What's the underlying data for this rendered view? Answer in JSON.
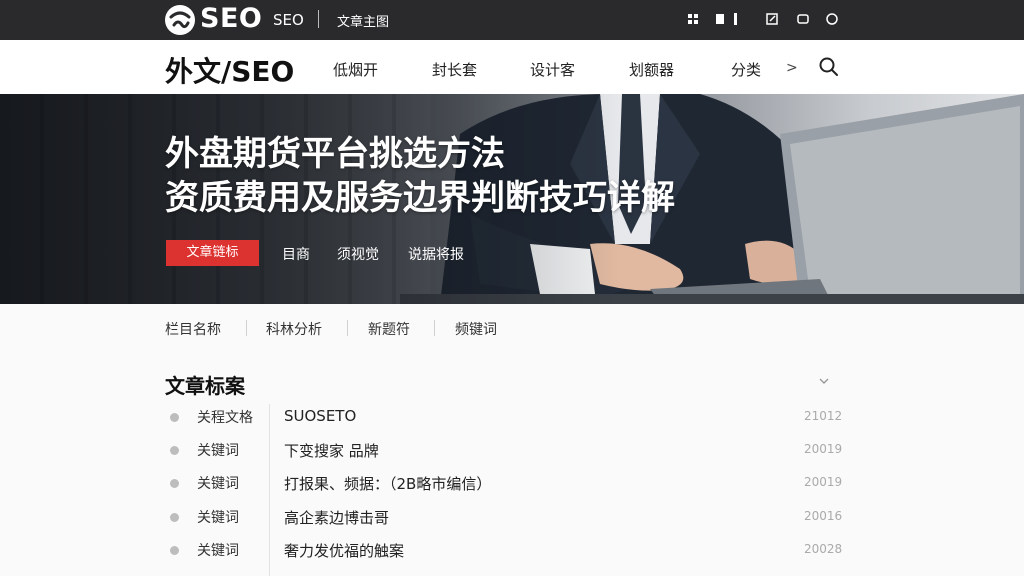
{
  "topbar": {
    "logo_text": "SEO",
    "sub_label": "SEO",
    "link": "文章主图",
    "icons": [
      "grid-icon",
      "bookmark-icon",
      "share-icon",
      "window-icon",
      "search-circle-icon"
    ]
  },
  "nav": {
    "brand": "外文/SEO",
    "items": [
      "低烟开",
      "封长套",
      "设计客",
      "划额器",
      "分类"
    ],
    "more": ">"
  },
  "hero": {
    "title_line1": "外盘期货平台挑选方法",
    "title_line2": "资质费用及服务边界判断技巧详解",
    "badge": "文章链标",
    "tags": [
      "目商",
      "须视觉",
      "说据将报"
    ]
  },
  "filters": [
    "栏目名称",
    "科林分析",
    "新题符",
    "频键词"
  ],
  "section": {
    "title": "文章标案",
    "rows": [
      {
        "key": "关程文格",
        "value": "SUOSETO",
        "num": "21012"
      },
      {
        "key": "关键词",
        "value": "下变搜家 品牌",
        "num": "20019"
      },
      {
        "key": "关键词",
        "value": "打报果、频据：（2B略市编信）",
        "num": "20019"
      },
      {
        "key": "关键词",
        "value": "高企素边博击哥",
        "num": "20016"
      },
      {
        "key": "关键词",
        "value": "奢力发优福的触案",
        "num": "20028"
      }
    ]
  },
  "colors": {
    "accent": "#dd3330",
    "topbar": "#2a2a2c"
  }
}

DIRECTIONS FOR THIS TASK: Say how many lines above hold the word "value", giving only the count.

OUTPUT FOR THIS TASK: 5